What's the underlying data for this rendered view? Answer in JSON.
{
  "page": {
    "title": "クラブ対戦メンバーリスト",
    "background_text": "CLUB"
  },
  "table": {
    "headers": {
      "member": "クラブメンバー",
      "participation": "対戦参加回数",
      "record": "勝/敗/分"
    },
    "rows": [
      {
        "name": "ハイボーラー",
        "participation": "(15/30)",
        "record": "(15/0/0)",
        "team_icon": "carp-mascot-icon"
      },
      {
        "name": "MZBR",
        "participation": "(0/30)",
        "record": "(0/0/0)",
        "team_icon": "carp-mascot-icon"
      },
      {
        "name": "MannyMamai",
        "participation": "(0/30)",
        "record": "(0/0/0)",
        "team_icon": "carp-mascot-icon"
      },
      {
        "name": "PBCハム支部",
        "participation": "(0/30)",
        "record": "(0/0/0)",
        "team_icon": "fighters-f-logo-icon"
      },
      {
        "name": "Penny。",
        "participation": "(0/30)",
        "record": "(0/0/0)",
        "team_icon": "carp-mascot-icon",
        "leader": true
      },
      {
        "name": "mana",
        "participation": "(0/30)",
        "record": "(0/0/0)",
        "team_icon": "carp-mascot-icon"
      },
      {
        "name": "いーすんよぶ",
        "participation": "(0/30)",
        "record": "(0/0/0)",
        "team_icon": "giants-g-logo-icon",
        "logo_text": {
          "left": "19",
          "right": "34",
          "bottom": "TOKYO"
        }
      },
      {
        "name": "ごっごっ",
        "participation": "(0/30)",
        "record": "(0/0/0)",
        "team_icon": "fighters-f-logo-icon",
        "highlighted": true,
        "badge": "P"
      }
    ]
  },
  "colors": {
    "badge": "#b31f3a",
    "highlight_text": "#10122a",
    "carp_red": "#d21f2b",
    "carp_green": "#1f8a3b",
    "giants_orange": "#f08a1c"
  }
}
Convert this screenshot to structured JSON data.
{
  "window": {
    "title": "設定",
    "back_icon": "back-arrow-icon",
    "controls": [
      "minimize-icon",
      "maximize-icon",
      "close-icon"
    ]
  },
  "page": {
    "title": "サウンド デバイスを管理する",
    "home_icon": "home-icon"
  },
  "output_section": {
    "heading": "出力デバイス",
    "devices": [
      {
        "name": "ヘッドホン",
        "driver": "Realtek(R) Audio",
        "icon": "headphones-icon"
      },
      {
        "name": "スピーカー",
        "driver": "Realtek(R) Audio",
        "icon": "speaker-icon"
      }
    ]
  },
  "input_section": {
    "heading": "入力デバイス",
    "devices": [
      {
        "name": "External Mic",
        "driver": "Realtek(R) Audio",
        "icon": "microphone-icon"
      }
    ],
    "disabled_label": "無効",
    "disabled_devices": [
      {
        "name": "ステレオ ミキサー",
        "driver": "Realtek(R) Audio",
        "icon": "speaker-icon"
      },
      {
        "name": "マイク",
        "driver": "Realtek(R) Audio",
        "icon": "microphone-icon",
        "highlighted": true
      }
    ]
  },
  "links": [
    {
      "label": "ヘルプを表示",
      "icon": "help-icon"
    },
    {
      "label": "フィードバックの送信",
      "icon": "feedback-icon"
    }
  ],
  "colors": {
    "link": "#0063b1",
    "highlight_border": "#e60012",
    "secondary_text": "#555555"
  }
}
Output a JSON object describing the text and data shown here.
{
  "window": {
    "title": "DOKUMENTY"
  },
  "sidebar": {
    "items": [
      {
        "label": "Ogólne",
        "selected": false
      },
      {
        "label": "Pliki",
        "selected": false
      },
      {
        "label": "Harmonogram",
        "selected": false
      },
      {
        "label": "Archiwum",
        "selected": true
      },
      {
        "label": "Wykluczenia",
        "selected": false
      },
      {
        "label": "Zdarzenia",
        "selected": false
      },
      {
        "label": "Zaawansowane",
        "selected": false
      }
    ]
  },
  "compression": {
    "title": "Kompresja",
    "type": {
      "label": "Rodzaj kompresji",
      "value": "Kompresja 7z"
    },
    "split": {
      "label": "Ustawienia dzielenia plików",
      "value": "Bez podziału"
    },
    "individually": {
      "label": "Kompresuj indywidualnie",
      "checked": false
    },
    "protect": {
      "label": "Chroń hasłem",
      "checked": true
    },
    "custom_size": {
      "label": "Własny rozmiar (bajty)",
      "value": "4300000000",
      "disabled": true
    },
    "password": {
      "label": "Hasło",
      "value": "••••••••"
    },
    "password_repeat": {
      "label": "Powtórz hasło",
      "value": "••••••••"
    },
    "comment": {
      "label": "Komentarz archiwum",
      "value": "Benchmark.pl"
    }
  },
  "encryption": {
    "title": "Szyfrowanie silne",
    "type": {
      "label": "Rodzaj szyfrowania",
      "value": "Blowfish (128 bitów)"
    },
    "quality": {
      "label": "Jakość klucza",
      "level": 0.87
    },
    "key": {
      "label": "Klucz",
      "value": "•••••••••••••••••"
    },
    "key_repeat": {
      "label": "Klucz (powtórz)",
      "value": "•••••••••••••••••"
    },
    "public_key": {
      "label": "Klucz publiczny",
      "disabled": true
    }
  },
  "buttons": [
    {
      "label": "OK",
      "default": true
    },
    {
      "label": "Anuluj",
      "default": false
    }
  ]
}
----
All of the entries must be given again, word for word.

What's the underlying data for this rendered view? Answer in JSON.
{
  "page": {
    "title": "クラブ対戦メンバーリスト",
    "background_text": "CLUB"
  },
  "table": {
    "headers": {
      "member": "クラブメンバー",
      "participation": "対戦参加回数",
      "record": "勝/敗/分"
    },
    "rows": [
      {
        "name": "ハイボーラー",
        "participation": "(15/30)",
        "record": "(15/0/0)",
        "team_icon": "carp-mascot-icon"
      },
      {
        "name": "MZBR",
        "participation": "(0/30)",
        "record": "(0/0/0)",
        "team_icon": "carp-mascot-icon"
      },
      {
        "name": "MannyMamai",
        "participation": "(0/30)",
        "record": "(0/0/0)",
        "team_icon": "carp-mascot-icon"
      },
      {
        "name": "PBCハム支部",
        "participation": "(0/30)",
        "record": "(0/0/0)",
        "team_icon": "fighters-f-logo-icon"
      },
      {
        "name": "Penny。",
        "participation": "(0/30)",
        "record": "(0/0/0)",
        "team_icon": "carp-mascot-icon",
        "leader": true
      },
      {
        "name": "mana",
        "participation": "(0/30)",
        "record": "(0/0/0)",
        "team_icon": "carp-mascot-icon"
      },
      {
        "name": "いーすんよぶ",
        "participation": "(0/30)",
        "record": "(0/0/0)",
        "team_icon": "giants-g-logo-icon",
        "logo_text": {
          "left": "19",
          "right": "34",
          "bottom": "TOKYO"
        }
      },
      {
        "name": "ごっごっ",
        "participation": "(0/30)",
        "record": "(0/0/0)",
        "team_icon": "fighters-f-logo-icon",
        "highlighted": true,
        "badge": "P"
      }
    ]
  },
  "colors": {
    "badge": "#b31f3a",
    "highlight_text": "#10122a",
    "carp_red": "#d21f2b",
    "carp_green": "#1f8a3b",
    "giants_orange": "#f08a1c"
  }
}
Convert this screenshot to structured JSON data.
{
  "window": {
    "title": "設定",
    "back_icon": "back-arrow-icon",
    "controls": [
      "minimize-icon",
      "maximize-icon",
      "close-icon"
    ]
  },
  "page": {
    "title": "サウンド デバイスを管理する",
    "home_icon": "home-icon"
  },
  "output_section": {
    "heading": "出力デバイス",
    "devices": [
      {
        "name": "ヘッドホン",
        "driver": "Realtek(R) Audio",
        "icon": "headphones-icon"
      },
      {
        "name": "スピーカー",
        "driver": "Realtek(R) Audio",
        "icon": "speaker-icon"
      }
    ]
  },
  "input_section": {
    "heading": "入力デバイス",
    "devices": [
      {
        "name": "External Mic",
        "driver": "Realtek(R) Audio",
        "icon": "microphone-icon"
      }
    ],
    "disabled_label": "無効",
    "disabled_devices": [
      {
        "name": "ステレオ ミキサー",
        "driver": "Realtek(R) Audio",
        "icon": "speaker-icon"
      },
      {
        "name": "マイク",
        "driver": "Realtek(R) Audio",
        "icon": "microphone-icon",
        "highlighted": true
      }
    ]
  },
  "links": [
    {
      "label": "ヘルプを表示",
      "icon": "help-icon"
    },
    {
      "label": "フィードバックの送信",
      "icon": "feedback-icon"
    }
  ],
  "colors": {
    "link": "#0063b1",
    "highlight_border": "#e60012",
    "secondary_text": "#555555"
  }
}
Output a JSON object describing the text and data shown here.
{
  "window": {
    "title": "DOKUMENTY"
  },
  "sidebar": {
    "items": [
      {
        "label": "Ogólne",
        "selected": false
      },
      {
        "label": "Pliki",
        "selected": false
      },
      {
        "label": "Harmonogram",
        "selected": false
      },
      {
        "label": "Archiwum",
        "selected": true
      },
      {
        "label": "Wykluczenia",
        "selected": false
      },
      {
        "label": "Zdarzenia",
        "selected": false
      },
      {
        "label": "Zaawansowane",
        "selected": false
      }
    ]
  },
  "compression": {
    "title": "Kompresja",
    "type": {
      "label": "Rodzaj kompresji",
      "value": "Kompresja 7z"
    },
    "split": {
      "label": "Ustawienia dzielenia plików",
      "value": "Bez podziału"
    },
    "individually": {
      "label": "Kompresuj indywidualnie",
      "checked": false
    },
    "protect": {
      "label": "Chroń hasłem",
      "checked": true
    },
    "custom_size": {
      "label": "Własny rozmiar (bajty)",
      "value": "4300000000",
      "disabled": true
    },
    "password": {
      "label": "Hasło",
      "value": "••••••••"
    },
    "password_repeat": {
      "label": "Powtórz hasło",
      "value": "••••••••"
    },
    "comment": {
      "label": "Komentarz archiwum",
      "value": "Benchmark.pl"
    }
  },
  "encryption": {
    "title": "Szyfrowanie silne",
    "type": {
      "label": "Rodzaj szyfrowania",
      "value": "Blowfish (128 bitów)"
    },
    "quality": {
      "label": "Jakość klucza",
      "level": 0.87
    },
    "key": {
      "label": "Klucz",
      "value": "•••••••••••••••••"
    },
    "key_repeat": {
      "label": "Klucz (powtórz)",
      "value": "•••••••••••••••••"
    },
    "public_key": {
      "label": "Klucz publiczny",
      "disabled": true
    }
  },
  "buttons": [
    {
      "label": "OK",
      "default": true
    },
    {
      "label": "Anuluj",
      "default": false
    }
  ]
}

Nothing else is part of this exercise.